Also remember, that training is cumulative! The greater your “training age,” (the longer you train) the more general endurance and fitness you build. I don’t know if you’re new to cycling, or just new-ish to SUF, but you’re making great improvements and as long as you continue to be consistent, follow the training plans and add some strength and yoga along the way, you’ll continue to gain strength, endurance and fitness specific to the types of events you’re training for. The really cool thing about the human body and specific training is that the more endurance training you do will cause some of those Type 2b (intermediate fast twitch fibers) that make you a great sprinter, to gradually change into type 1 (slow twitch) fibers that will make you a better “diesel” engine, as you say to go the distance for long events.
Just keep up the good work and happy training!
In training age years, I’m about 6 months. I used to ride and run every day, and I played 4 sports that competed at national level at various points. Then marriage and kids came along… and I’m sure a lot of people know the rest of the story
I stick to the targets as much as I can - both watts and cadence. I find GOAT to be a session that almost feels pointless as I can go all day on that one. I’m going to stick with it.
308w by Christmas is my real Mt Sufferlandria this year. The weight loss will come but I don’t really mind when, as long as it keeps heading in the right direction.
As my year unfolds I am going to have less time to do long endurance rides. At that point I think I’ll add in the strength exercises to keep my body guessing.
Thank you all for your help.

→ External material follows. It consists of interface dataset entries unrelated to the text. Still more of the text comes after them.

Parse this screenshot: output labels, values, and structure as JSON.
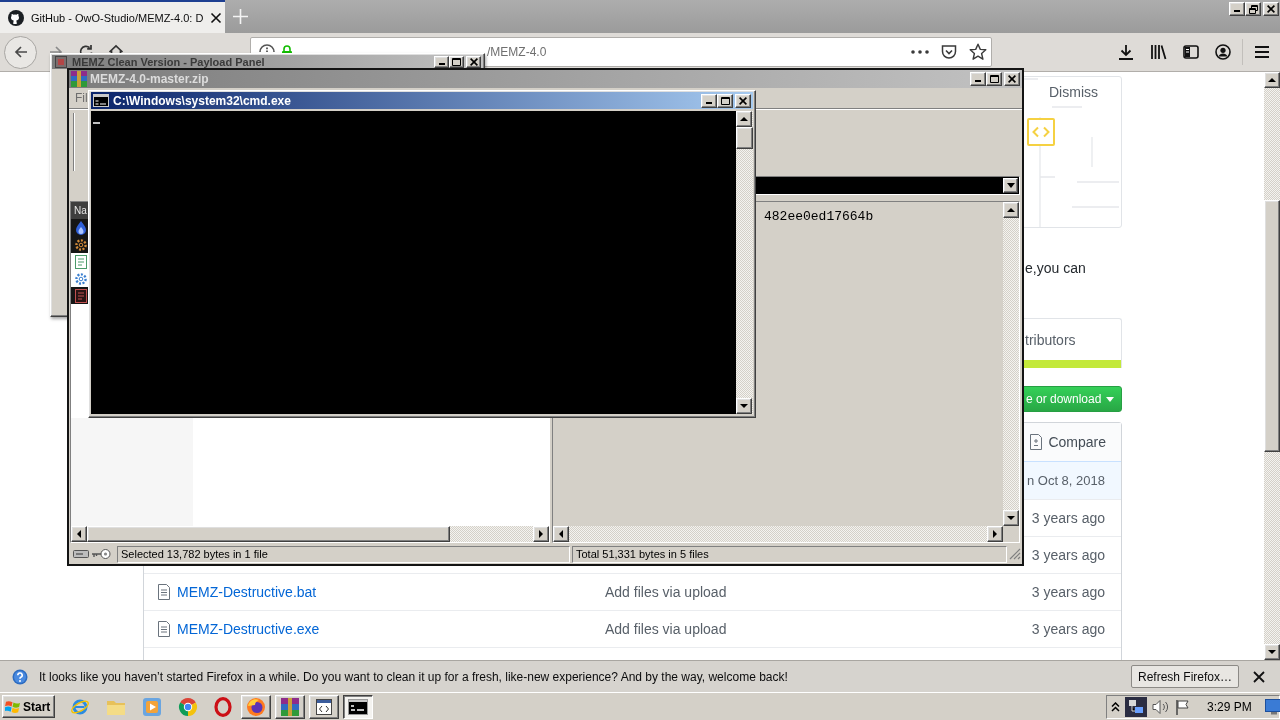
{
  "browser": {
    "tabs": [
      {
        "title": "GitHub - OwO-Studio/MEMZ-4.0: D",
        "selected": true
      }
    ],
    "address": "/MEMZ-4.0",
    "page": {
      "banner": {
        "action": "Dismiss"
      },
      "description": "e,you can",
      "summary": "tributors",
      "clone_button": "e or download",
      "compare_button": "Compare",
      "latest_commit": "n Oct 8, 2018",
      "files": [
        {
          "age": "3 years ago"
        },
        {
          "age": "3 years ago"
        },
        {
          "name": "MEMZ-Destructive.bat",
          "message": "Add files via upload",
          "age": "3 years ago"
        },
        {
          "name": "MEMZ-Destructive.exe",
          "message": "Add files via upload",
          "age": "3 years ago"
        }
      ]
    },
    "notification": {
      "message": "It looks like you haven’t started Firefox in a while. Do you want to clean it up for a fresh, like-new experience? And by the way, welcome back!",
      "button": "Refresh Firefox…"
    }
  },
  "windows": {
    "payload_panel": {
      "title": "MEMZ Clean Version - Payload Panel",
      "active": false
    },
    "archive": {
      "title": "MEMZ-4.0-master.zip",
      "active": false,
      "menu": [
        "Fil"
      ],
      "list_header": "Na",
      "rows": [
        {
          "kind": "flame",
          "highlighted": true
        },
        {
          "kind": "gear",
          "highlighted": true
        },
        {
          "kind": "document",
          "highlighted": false
        },
        {
          "kind": "gear",
          "highlighted": false
        },
        {
          "kind": "document",
          "highlighted": true
        }
      ],
      "comment": "482ee0ed17664b",
      "status": [
        "Selected 13,782 bytes in 1 file",
        "Total 51,331 bytes in 5 files"
      ]
    },
    "console": {
      "title": "C:\\Windows\\system32\\cmd.exe",
      "active": true
    }
  },
  "taskbar": {
    "start": "Start",
    "quick_launch": [
      {
        "kind": "globe"
      },
      {
        "kind": "folder"
      },
      {
        "kind": "player"
      },
      {
        "kind": "wheel"
      },
      {
        "kind": "ring"
      }
    ],
    "tasks": [
      {
        "kind": "fox",
        "selected": false
      },
      {
        "kind": "books",
        "selected": false
      },
      {
        "kind": "window",
        "selected": false
      },
      {
        "kind": "console",
        "selected": true
      }
    ],
    "clock": "3:29 PM"
  }
}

@JSampson I’m doing the advanced plan indoor/outdoor + strength. All I’m doing differently is adding extra time onto the weekend outdoor rides. The HGF plan outdoor endurance rides start at 3 hours and progress up to 5 hours by the end. I’m working up to around 7 hours for my main event, so adding an extra 40% volume to each of those weekend endurance+ rides.
I haven’t actually got very far with this idea yet as my main event has now been pushed back later into the summer. So I’ve dropped back into a 3 week base block, but again with some added endurance volume. I had got to the end of week 3 of the HGF plan when I backed off, including a 5.5 hour local GF at the end of the 3rd week. It was all going fine. Now I just need to re-jig my calendar to fit in a few local events over the summer, with the last big event in September. I have a particularly hilly event coming up in July, so I will pick up the HGF plan again shortly.